The Nickelodeons, facing a deadline tonight to vacate the state-owned parking lot they moved to Friday, are packing up again, moving this time to another undisclosed location. They plan to be on their way sometime between 10 p.m. and midnight. (The city had threatened to fine the state up to $150 per day for maintenance of an illegal encampment beginning at 5 p.m. tonight.) In addition to the continued relocation, the camp is evolving into a more structured organization with members volunteering for security duty and setting up mediation when arguments arise. Residents say life on the parking lot, a much smaller space than the SDOT-owned field they'd originally inhabited, has been tense at times. "We've had team meetings and have asked people to leave," says Aaron Colyer, who's been in charge of security. "It's worked OK." They've also instituted a few basic rules including no smoking, or open flames, around the tents-- and the Nickelsville Web site has been updated to accept donations and register users for announcements.
Meantime, the city today blasted a press release asking the county and the state for more help taking care of the homeless. According to numbers from the mayor's office, Seattle provides 94 percent of the region's shelter beds for single adults, while 54 percent of the people living in these shelters are coming from Seattle. About 20 percent are coming from the county or somewhere else in the state and nearly 27 percent of the city's homeless are coming from outside Washington, the mayor says. "City taxpayers should not shoulder the entire cost and impacts of the region's homeless population." Nickels' "compassionate" budget proposal for 2009-2010, released earlier this week includes, $2.1 million for shelter beds and services.
Residents of Nickelsville, still about 100 strong, say that's not enough. They remain resolved to make the encampment permanent.

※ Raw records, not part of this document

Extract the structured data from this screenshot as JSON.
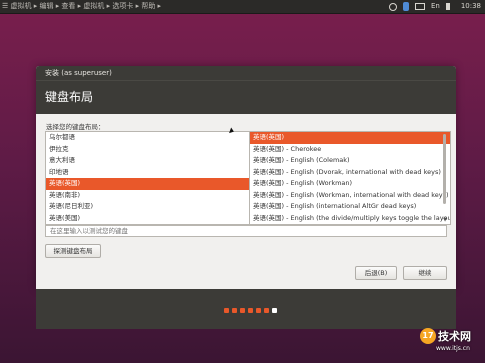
{
  "topbar": {
    "title": "☰ 虚拟机 ▸ 编辑 ▸ 查看 ▸ 虚拟机 ▸ 选项卡 ▸ 帮助 ▸",
    "tray": [
      "En",
      "10:38"
    ]
  },
  "window": {
    "title": "安装 (as superuser)",
    "heading": "键盘布局"
  },
  "layout_prompt": "选择您的键盘布局：",
  "left_list": {
    "items": [
      "乌尔都语",
      "伊拉克",
      "意大利语",
      "印地语",
      "英语(英国)",
      "英语(南非)",
      "英语(尼日利亚)",
      "英语(美国)",
      "越南语"
    ],
    "selected_index": 4
  },
  "right_list": {
    "items": [
      "英语(英国)",
      "英语(英国) - Cherokee",
      "英语(英国) - English (Colemak)",
      "英语(英国) - English (Dvorak, international with dead keys)",
      "英语(英国) - English (Workman)",
      "英语(英国) - English (Workman, international with dead keys)",
      "英语(英国) - English (international AltGr dead keys)",
      "英语(英国) - English (the divide/multiply keys toggle the layout)"
    ],
    "selected_index": 0
  },
  "test_input": {
    "placeholder": "在这里输入以测试您的键盘"
  },
  "buttons": {
    "detect": "探测键盘布局",
    "back": "后退(B)",
    "continue": "继续"
  },
  "progress": {
    "total_steps": 7,
    "current_step": 7
  },
  "watermark": {
    "badge": "17",
    "text": "技术网",
    "url": "www.itjs.cn"
  },
  "colors": {
    "accent": "#e9582a",
    "panel": "#3c3b37"
  }
}
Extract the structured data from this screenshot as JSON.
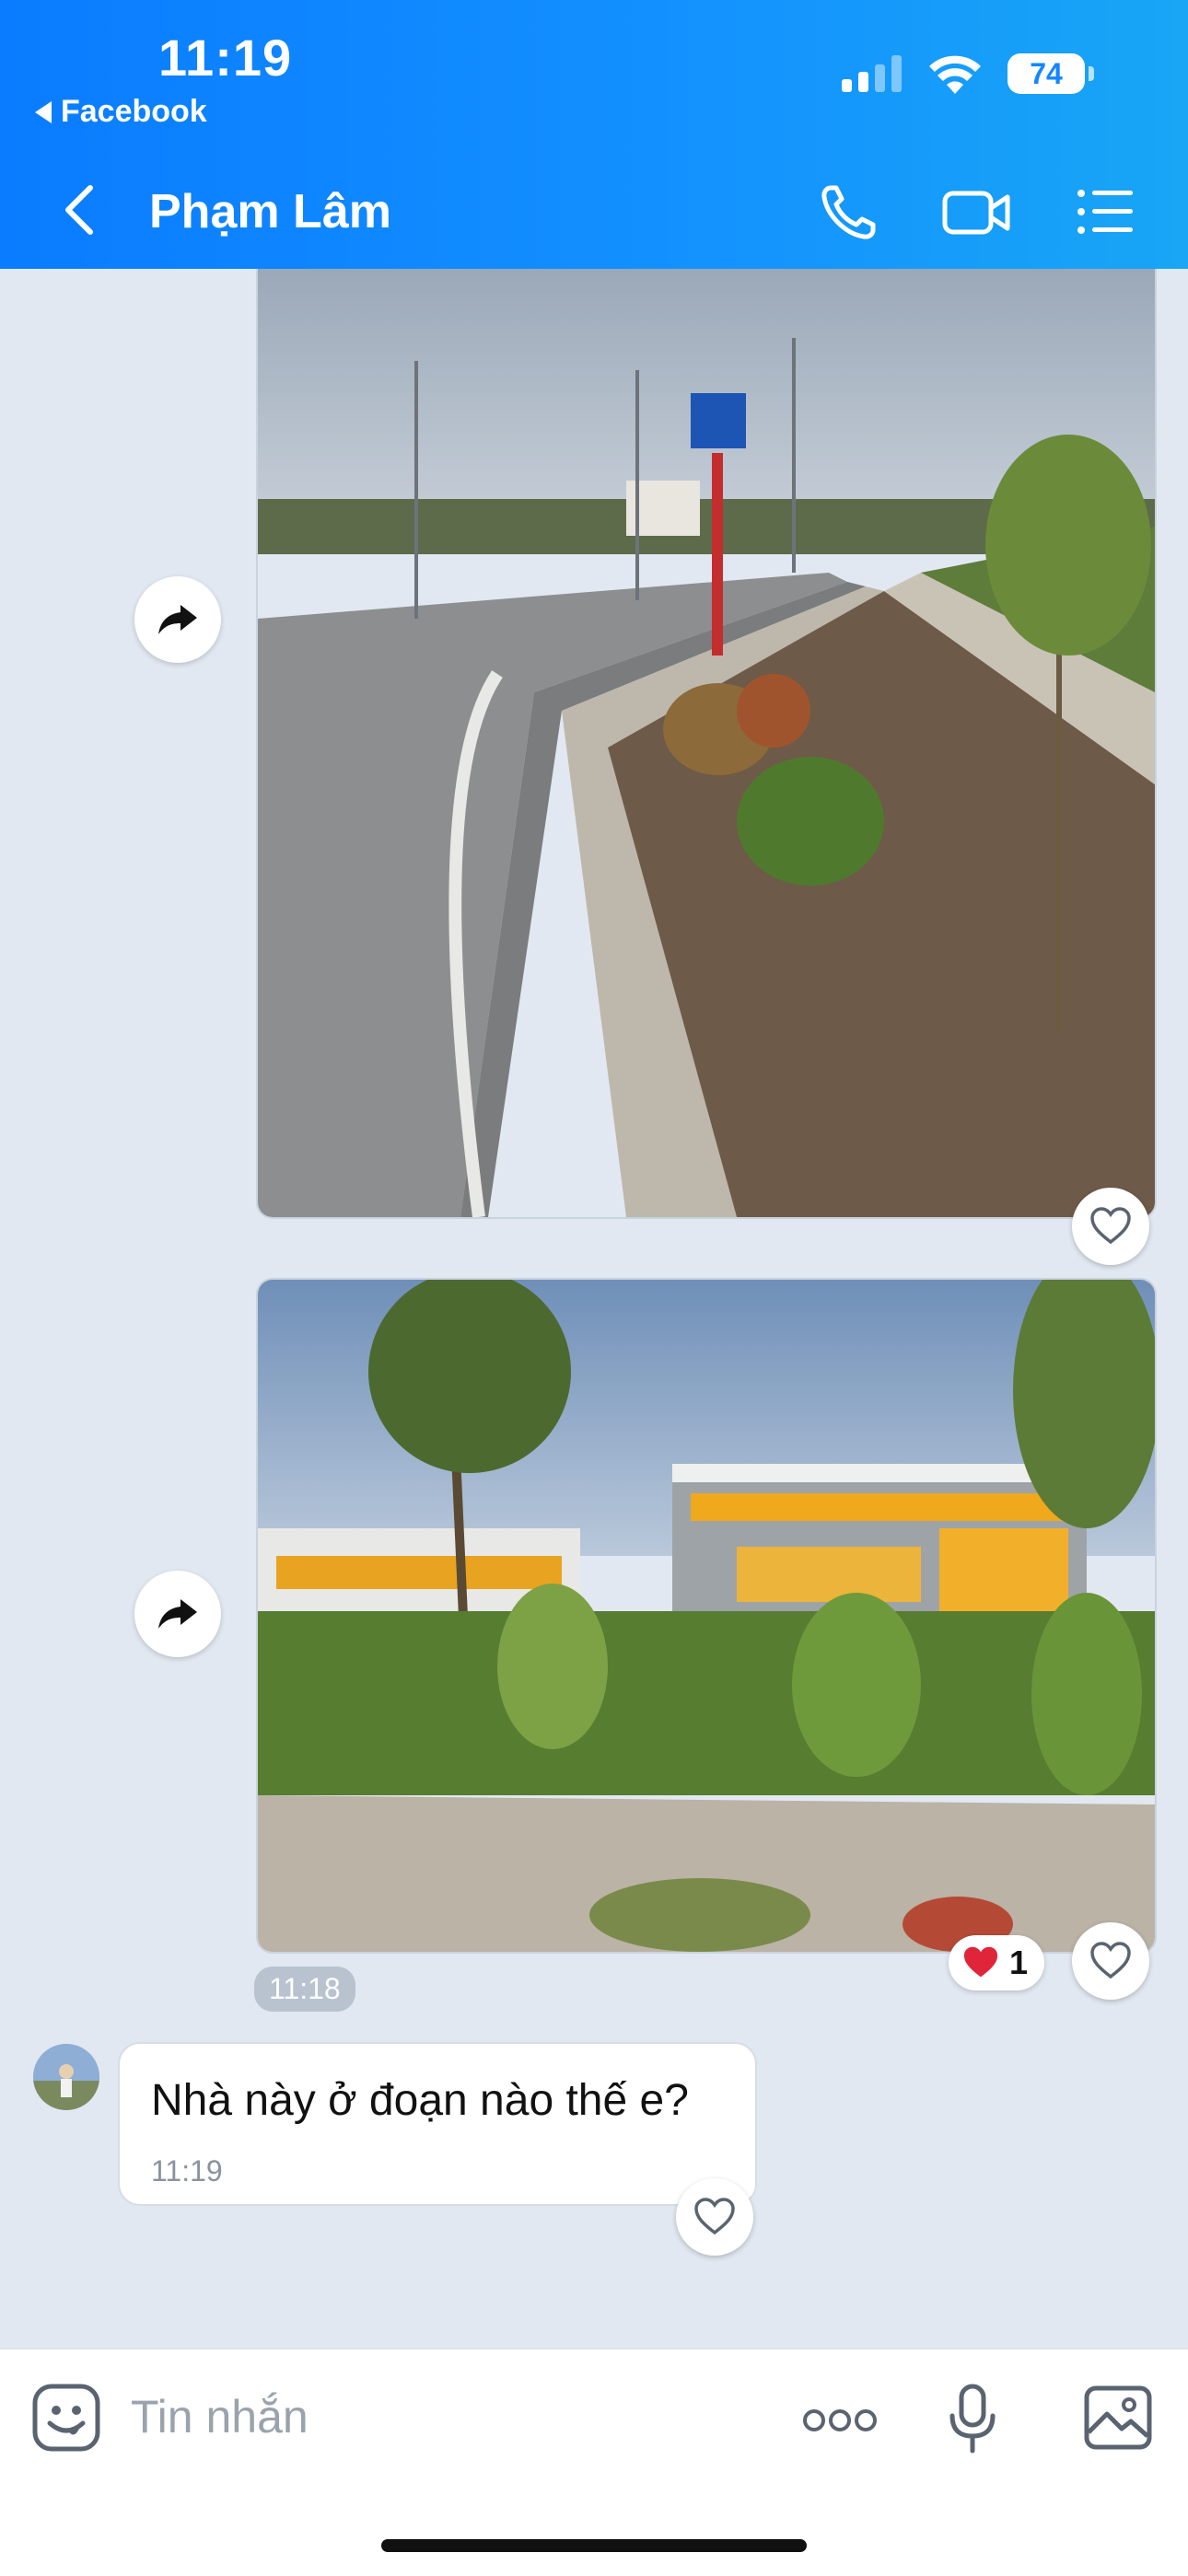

Update: The camp has moved to United Indians of all Tribes' property in Discovery Park. Fitting, considering the tribes gained control of the land by occupying it, and a subsequent battle with the federal government, 38 years ago. More later.